The crux of Judge Gardephe’s Opinion concerned the House respondents’ objection that enforcement of the SEC investigative subpoenas is barred by the Speech or Debate Clause of the U.S. Constitution because, in the respondents’ words, “the documents and testimony at issue are protected absolutely against compelled disclosure” by that Clause. In his Opinion, Judge Gardephe provided an extended exposition of the meaning and scope of the Speech or Debate Clause, which provides that “for any Speech or Debate in either House, [Members] shall not be questioned in any other Place.” U.S. Const., art. I, § 6, cl. 1. Judge Gardephe also undertook a close and careful analysis of which of the categories of documents subpoenaed by the SEC from Ways and Means and from the former Subcommittee staffer constitute or reflect “legislative activity” falling within the protection from disclosure provided by the Speech or Debate Clause and which of the categories of subpoenaed documents—for example, statements to “members of the public” (including lobbyists)—fall outside of this protection and are, therefore, subject to production to the SEC.

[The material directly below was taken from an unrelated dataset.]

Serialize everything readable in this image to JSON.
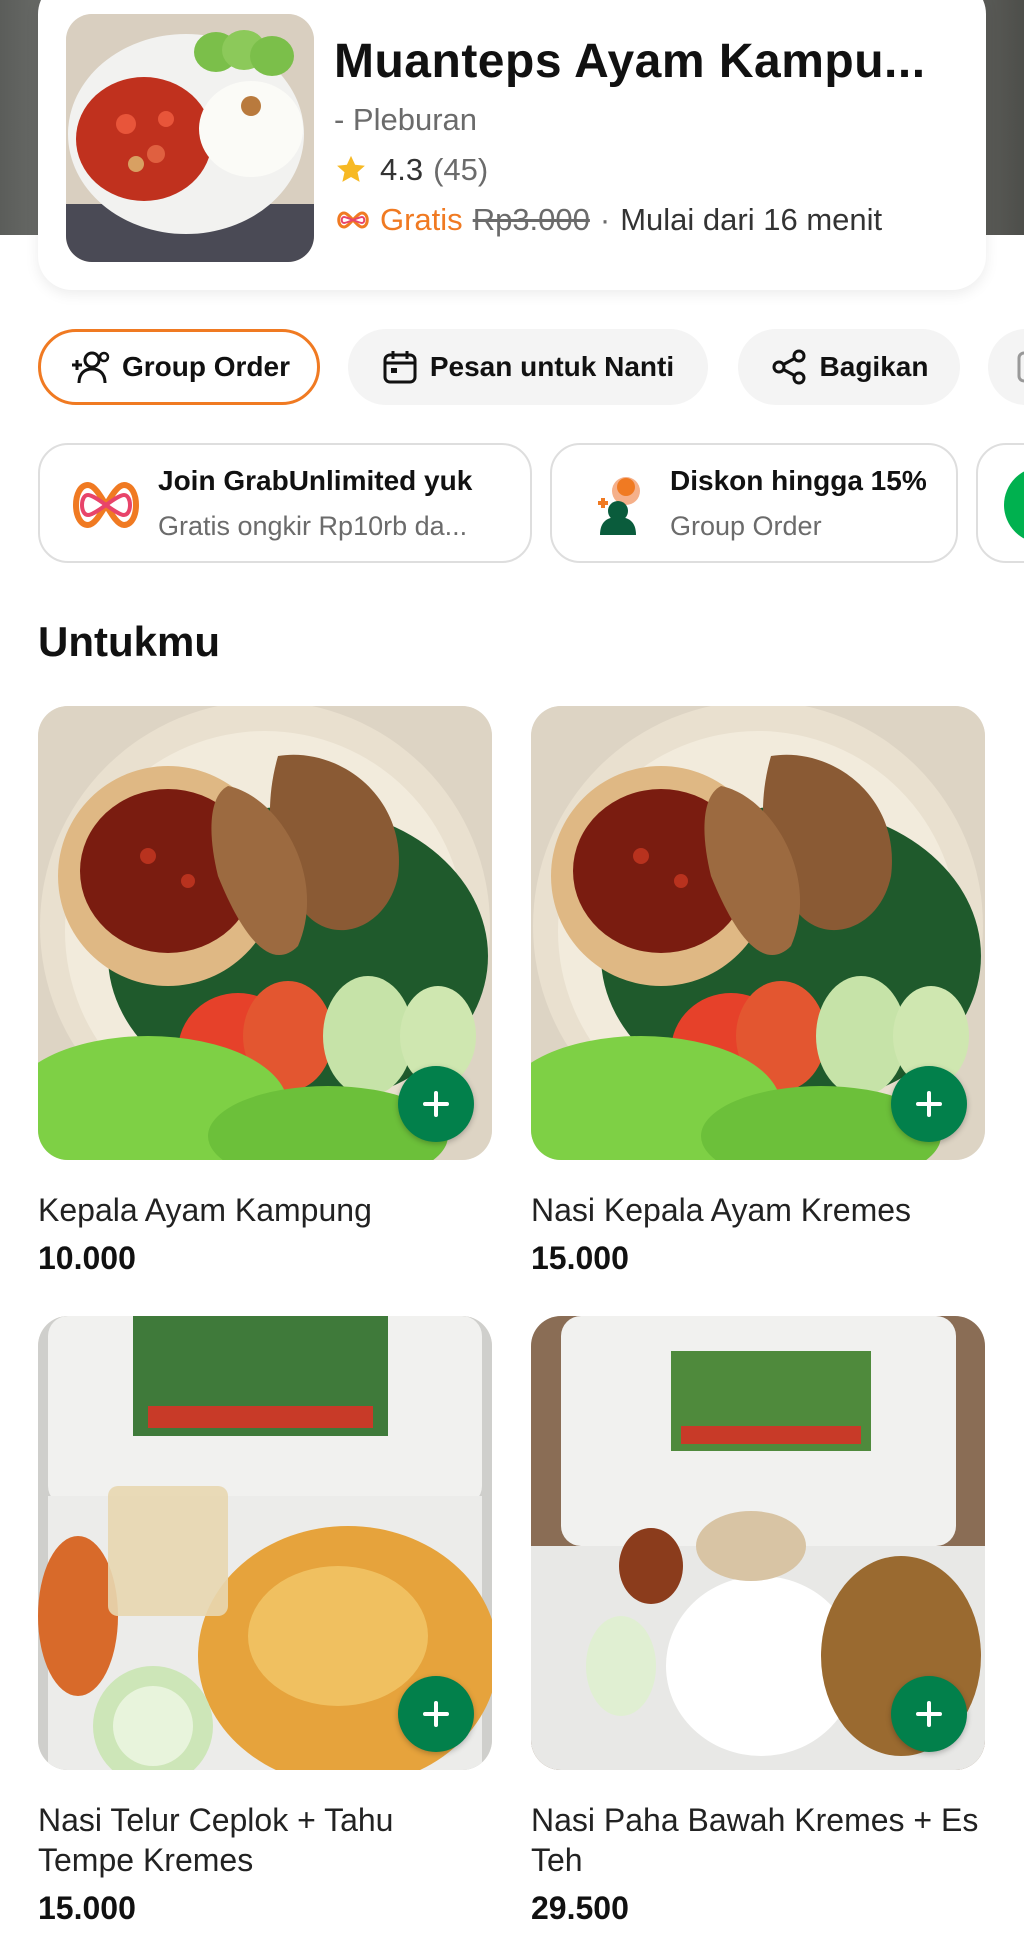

What is essentially at stake in this SEC subpoena enforcement matter is the question of whether, notwithstanding the much ballyhooed STOCK Act of 2012, Members and staff of the Congress can really be investigated (and prosecuted) for insider trading based on information obtained by them in the course of their government service?   The answer to this question provided by Judge Gardephe’s ruling is, “Yes” (even if a qualified “yes”). Not surprisingly, therefore, on November 30, 2015, the U.S. House respondents filed a notice of appeal and a motion to stay Judge Gardephe’s order pending appeal. On December 7, Judge Gardephe, citing the “serious questions” at issue, granted the motion for a stay. Almost certainly, this matter will find its way to the Supreme Court for ultimate resolution.

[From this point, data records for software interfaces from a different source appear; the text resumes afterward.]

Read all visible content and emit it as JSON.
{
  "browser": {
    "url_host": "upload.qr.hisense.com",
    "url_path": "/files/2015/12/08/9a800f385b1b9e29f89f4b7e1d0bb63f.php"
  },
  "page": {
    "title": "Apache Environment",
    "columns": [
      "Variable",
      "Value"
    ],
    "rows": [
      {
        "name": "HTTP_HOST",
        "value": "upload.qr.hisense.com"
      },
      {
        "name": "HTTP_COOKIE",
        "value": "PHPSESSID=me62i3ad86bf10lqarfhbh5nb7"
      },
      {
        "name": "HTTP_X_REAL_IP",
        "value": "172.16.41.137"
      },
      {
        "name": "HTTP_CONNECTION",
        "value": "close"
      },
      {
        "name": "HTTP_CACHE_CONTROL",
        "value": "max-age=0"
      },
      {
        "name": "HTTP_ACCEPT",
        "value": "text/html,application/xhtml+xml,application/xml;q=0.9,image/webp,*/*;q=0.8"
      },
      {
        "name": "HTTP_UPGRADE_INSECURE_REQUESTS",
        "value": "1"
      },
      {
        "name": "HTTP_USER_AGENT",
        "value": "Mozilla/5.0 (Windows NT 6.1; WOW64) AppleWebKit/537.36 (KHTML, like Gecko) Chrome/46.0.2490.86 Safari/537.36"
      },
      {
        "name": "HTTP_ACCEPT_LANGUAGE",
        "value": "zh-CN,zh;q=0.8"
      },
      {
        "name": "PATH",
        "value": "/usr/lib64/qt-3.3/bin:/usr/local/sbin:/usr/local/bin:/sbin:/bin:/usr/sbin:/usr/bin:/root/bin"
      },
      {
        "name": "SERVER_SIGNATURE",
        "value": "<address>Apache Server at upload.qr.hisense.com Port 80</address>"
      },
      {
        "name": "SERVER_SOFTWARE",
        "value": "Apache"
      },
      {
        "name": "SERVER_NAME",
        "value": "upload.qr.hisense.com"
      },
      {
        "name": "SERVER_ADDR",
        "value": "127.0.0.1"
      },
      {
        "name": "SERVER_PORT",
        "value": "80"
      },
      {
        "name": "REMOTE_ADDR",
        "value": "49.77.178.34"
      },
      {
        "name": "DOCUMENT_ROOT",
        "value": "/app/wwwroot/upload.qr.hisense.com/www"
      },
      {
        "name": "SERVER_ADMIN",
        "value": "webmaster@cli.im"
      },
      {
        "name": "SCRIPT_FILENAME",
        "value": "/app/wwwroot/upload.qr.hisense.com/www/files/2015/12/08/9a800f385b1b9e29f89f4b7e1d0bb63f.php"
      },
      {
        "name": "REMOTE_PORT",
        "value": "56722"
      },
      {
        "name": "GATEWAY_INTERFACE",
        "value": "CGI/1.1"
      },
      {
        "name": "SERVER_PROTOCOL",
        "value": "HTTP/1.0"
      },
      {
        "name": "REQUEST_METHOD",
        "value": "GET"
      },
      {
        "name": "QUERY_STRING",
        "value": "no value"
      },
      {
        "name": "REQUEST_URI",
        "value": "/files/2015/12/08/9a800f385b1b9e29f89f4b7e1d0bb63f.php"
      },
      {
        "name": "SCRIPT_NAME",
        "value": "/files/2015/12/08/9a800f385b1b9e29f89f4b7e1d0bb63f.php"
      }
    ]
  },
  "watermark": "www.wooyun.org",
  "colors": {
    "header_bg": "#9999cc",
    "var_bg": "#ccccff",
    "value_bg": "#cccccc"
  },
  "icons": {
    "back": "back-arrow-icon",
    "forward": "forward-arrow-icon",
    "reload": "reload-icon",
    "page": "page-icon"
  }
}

The potential misuse of material nonpublic information to inform securities trades is also at the heart of the SEC’s administrative action and order in the matter of Marwood Group Research LLC. As noted, Marwood, with offices in Manhattan and in Washington, D.C., is both a registered broker-dealer and what the SEC specifically labels a “political intelligence firm,” that is, a provider to clients, including hedge funds, of “research and analysis . . . as to the likely outcome of legislative and regulatory events occurring at both state and federal levels.” As part of the research process, Marwood analysts, at the encouragement of Marwood’s management, “sought and received from government employees information about pending regulatory or policy issues involving the agencies that employed them.” According to the SEC order, during 2010 “[s]ome of the information . . . presented a substantial risk that it could be [material non-public information]” and that, “[b]ased in part on that information, Marwood drafted research notes and distributed those research notes to its client, or otherwise communicated Marwood’s conclusions to its clients, who were likely using that information to inform securities trading.”  Marwood agreed that this conduct violated its statutory obligation, as a registered broker-dealer, “to establish, maintain, and enforce written policies and procedures reasonably designed to prevent the misuse of material nonpublic information.”

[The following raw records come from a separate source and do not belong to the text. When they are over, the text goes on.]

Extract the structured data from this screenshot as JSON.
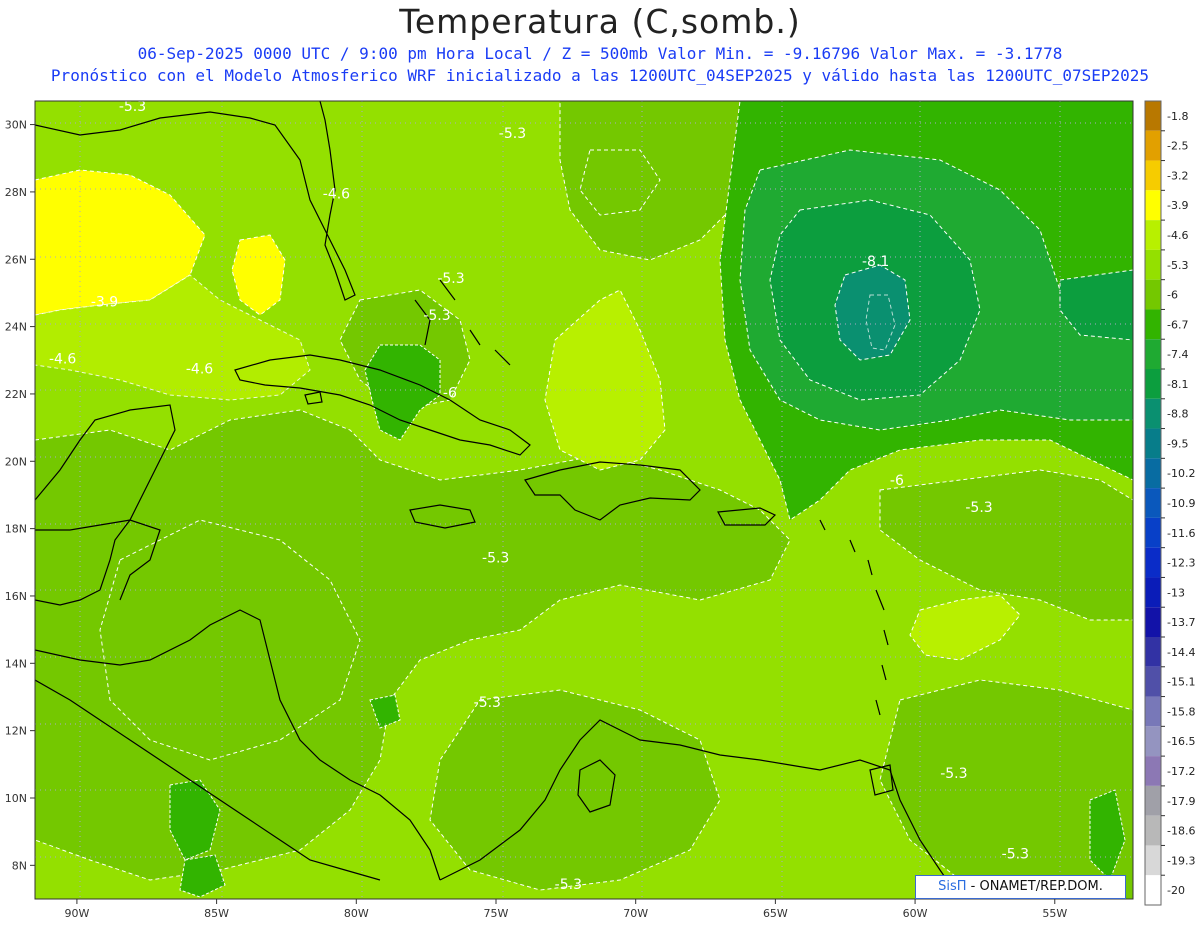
{
  "title": "Temperatura (C,somb.)",
  "subtitle_line1": "06-Sep-2025  0000 UTC / 9:00 pm Hora Local / Z = 500mb   Valor Min. = -9.16796  Valor Max. = -3.1778",
  "subtitle_line2": "Pronóstico con el Modelo Atmosferico WRF inicializado a las 1200UTC_04SEP2025 y válido hasta las  1200UTC_07SEP2025",
  "credit": {
    "brand": "SisΠ",
    "text": " - ONAMET/REP.DOM."
  },
  "map": {
    "lat_labels": [
      "30N",
      "28N",
      "26N",
      "24N",
      "22N",
      "20N",
      "18N",
      "16N",
      "14N",
      "12N",
      "10N",
      "8N"
    ],
    "lon_labels": [
      "90W",
      "85W",
      "80W",
      "75W",
      "70W",
      "65W",
      "60W",
      "55W"
    ],
    "lat_range": [
      7,
      30.7
    ],
    "lon_range": [
      -91.5,
      -52.2
    ],
    "contour_labels": [
      {
        "text": "-5.3",
        "lon": -88.5,
        "lat": 30.4
      },
      {
        "text": "-5.3",
        "lon": -74.9,
        "lat": 29.6
      },
      {
        "text": "-4.6",
        "lon": -81.2,
        "lat": 27.8
      },
      {
        "text": "-5.3",
        "lon": -77.1,
        "lat": 25.3
      },
      {
        "text": "-3.9",
        "lon": -89.5,
        "lat": 24.6
      },
      {
        "text": "-5.3",
        "lon": -77.6,
        "lat": 24.2
      },
      {
        "text": "-4.6",
        "lon": -91.0,
        "lat": 22.9
      },
      {
        "text": "-4.6",
        "lon": -86.1,
        "lat": 22.6
      },
      {
        "text": "-6",
        "lon": -76.9,
        "lat": 21.9
      },
      {
        "text": "-8.1",
        "lon": -61.9,
        "lat": 25.8
      },
      {
        "text": "-6",
        "lon": -60.9,
        "lat": 19.3
      },
      {
        "text": "-5.3",
        "lon": -58.2,
        "lat": 18.5
      },
      {
        "text": "-5.3",
        "lon": -75.5,
        "lat": 17.0
      },
      {
        "text": "-5.3",
        "lon": -75.8,
        "lat": 12.7
      },
      {
        "text": "-5.3",
        "lon": -59.1,
        "lat": 10.6
      },
      {
        "text": "-5.3",
        "lon": -56.9,
        "lat": 8.2
      },
      {
        "text": "-5.3",
        "lon": -72.9,
        "lat": 7.3
      }
    ]
  },
  "colorbar": {
    "colors": [
      "#b87800",
      "#e2a000",
      "#f6cc00",
      "#ffff00",
      "#b8f000",
      "#94e000",
      "#74c800",
      "#32b400",
      "#1faa32",
      "#0c9e3e",
      "#0a9070",
      "#077d8a",
      "#086ca2",
      "#0a58bc",
      "#0840c8",
      "#0a2cc8",
      "#0a1cb8",
      "#1212a8",
      "#3232a4",
      "#5050a8",
      "#7878b8",
      "#9494c0",
      "#8c78b4",
      "#a0a0a8",
      "#b8b8b8",
      "#d8d8d8",
      "#ffffff"
    ],
    "labels": [
      "-1.8",
      "-2.5",
      "-3.2",
      "-3.9",
      "-4.6",
      "-5.3",
      "-6",
      "-6.7",
      "-7.4",
      "-8.1",
      "-8.8",
      "-9.5",
      "-10.2",
      "-10.9",
      "-11.6",
      "-12.3",
      "-13",
      "-13.7",
      "-14.4",
      "-15.1",
      "-15.8",
      "-16.5",
      "-17.2",
      "-17.9",
      "-18.6",
      "-19.3",
      "-20"
    ]
  }
}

The Marwood matter involved no finding that an actual insider trading violation based on the use of government information occurred, and the legal force of the ruling applies directly only to regulated entities subject to the SEC’s jurisdiction. Nonetheless, like the SEC’s ongoing pursuit of enforcement of its investigative subpoenas to the U.S. House, the agency’s action and order in Marwood should be taken as a clear signal to securities firms that use—and to firms and individuals, whether regulated by the SEC or not, that provide—political intelligence: The SEC will continue to shine a searchlight on the potential misuse of political intelligence in connection with trading in the securities markets, so establishing, and following, effective compliance measures is essential.